The magnitude of the situation seemed beyond me. And currently living in Ethiopia, I feel all the more impelled to try to help. For many years I have been accustomed to turning to the Bible and to Mary Baker Eddy's major work, "Science and Health with Key to the Scriptures," as a way of guiding me in prayer. But here I was absolutely stymied. How could my prayer help so many millions of people?
The topic of famine is not unknown in the Bible; in fact, the word appears almost 100 times. Sometimes the Bible refers to several people whose prayer led to inspired solutions, as when Joseph, who occupied an important position in Egypt, was prompted to begin a program to hold back part of each year's harvest from distribution. His prudence saved not only Egypt but also his own people from famine (see Genesis, chapters 4147). At other times, however, even the Bible refers to famine as an unavoidable catastrophe and sometimes points to God as the cause.
But I have learned that God never sends evil. In fact, God is always the source of good, and this Biblical promise is not empty: "But my God shall supply all your need according to his riches in glory by Christ Jesus" (Phil. 4:19).
Perhaps the key is in how we approach God. If we see Him as a source of chaos or of incomprehensible evil, our own thinking can blind us to a spiritual solution. Perhaps we need to approach God in the same manner as did Jesus, who advised his followers in what has since been called the Sermon on the Mount: "Therefore take no thought, saying, What shall we eat? or, What shall we drink? or, Wherewithal shall we be clothed?... But seek ye first the kingdom of God, and his righteousness; and all these things shall be added unto you" (Matt. 6:31, 33).

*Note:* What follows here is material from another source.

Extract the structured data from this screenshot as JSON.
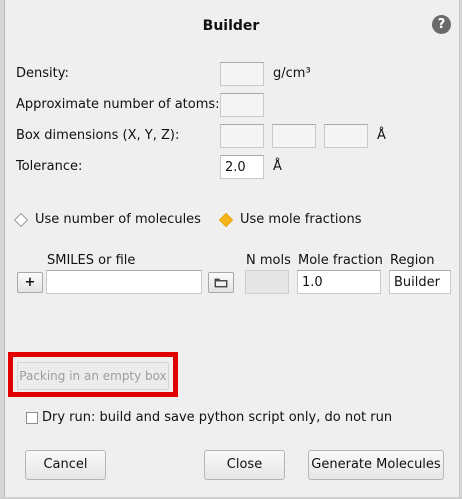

These Bible verses lifted me out of hopelessness. Starting from the kingdom of God, not from the problem, I knew that God loves all His children, whether they call themselves Christians, Jews, Muslims, or whatever else. No one can be left out of God's all- encompassing love.

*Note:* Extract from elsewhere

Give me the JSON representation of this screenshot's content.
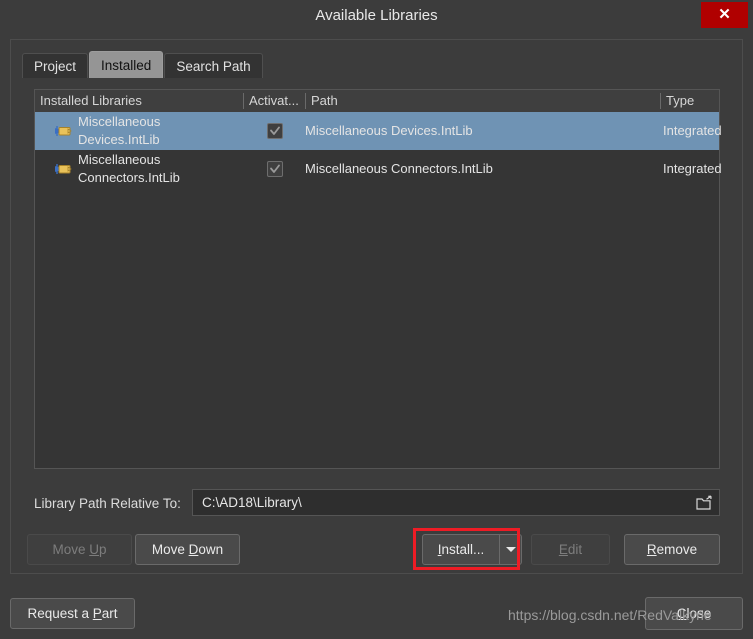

I felt intuitively that a solution would be found, because no matter how big the problem, God remains infinite. I was interested to find that Mary Baker Eddy wrote in Science and Health, "Both Science and consciousness are now at work in the economy of being according to the law of Mind, which ultimately asserts its absolute supremacy" (pg. 423).
I don't know specifically how this crisis will be averted through the divine "economy of being," but I love this injunction in II Corinthians: "By an equality, that now at this time your abundance may be a supply for their want, that their abundance also may be a supply for your want: that there may be equality" (8:14).

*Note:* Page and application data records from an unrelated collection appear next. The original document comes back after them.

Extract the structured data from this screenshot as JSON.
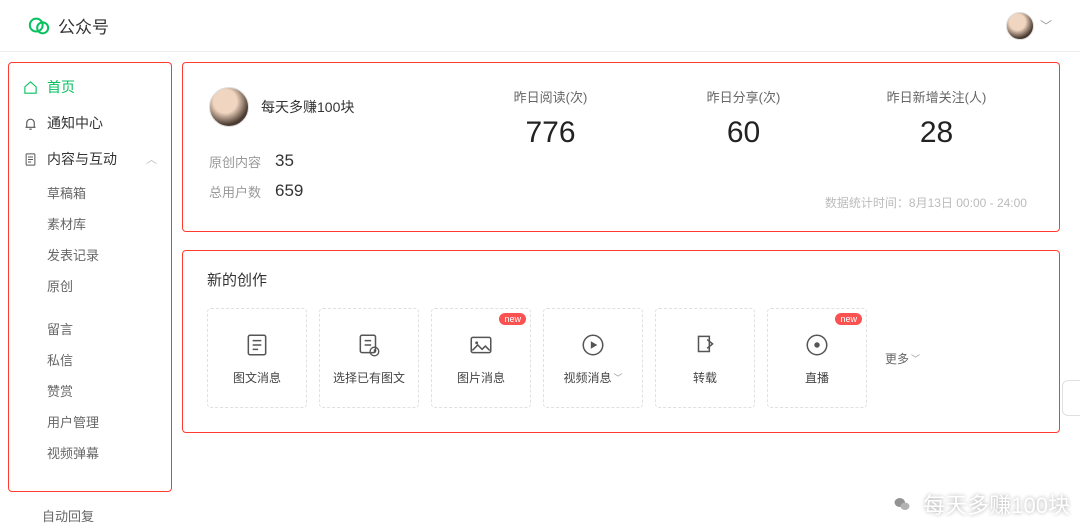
{
  "brand": "公众号",
  "sidebar": {
    "home": "首页",
    "notify": "通知中心",
    "content_group": "内容与互动",
    "subs": [
      "草稿箱",
      "素材库",
      "发表记录",
      "原创"
    ],
    "subs2": [
      "留言",
      "私信",
      "赞赏",
      "用户管理",
      "视频弹幕"
    ],
    "auto_reply": "自动回复"
  },
  "account": {
    "name": "每天多赚100块",
    "original_label": "原创内容",
    "original_value": "35",
    "users_label": "总用户数",
    "users_value": "659"
  },
  "metrics": {
    "reads_label": "昨日阅读(次)",
    "reads_value": "776",
    "shares_label": "昨日分享(次)",
    "shares_value": "60",
    "follows_label": "昨日新增关注(人)",
    "follows_value": "28",
    "note": "数据统计时间：8月13日 00:00 - 24:00"
  },
  "create": {
    "title": "新的创作",
    "tiles": [
      {
        "label": "图文消息"
      },
      {
        "label": "选择已有图文"
      },
      {
        "label": "图片消息",
        "new": true
      },
      {
        "label": "视频消息",
        "dropdown": true
      },
      {
        "label": "转载"
      },
      {
        "label": "直播",
        "new": true
      }
    ],
    "more": "更多",
    "new_badge": "new"
  },
  "watermark": "每天多赚100块"
}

It seems to me that all international assistance efforts are following this guideline, whether consciously or unconsciously. I was heartened to learn recently that the United States has led the way in announcing that an additional 100,000 metric tons of wheat are available for Ethiopia. While there will be a continuing need for foodstuffs, and the logistics of transport and distribution are formidable, I know that progress is being made.
What's more, I learned that the word famine has been substituted by "food crisis" in discourse about the problem. This isn't just political correctness or government-speak. While a "famine" brings the connotation of unavoidable evil, a "crisis" can be solved. I know that across the globe, men and women of good will, motivated by a Christlike love for their less fortunate brothers and sisters, will find inspired solutions.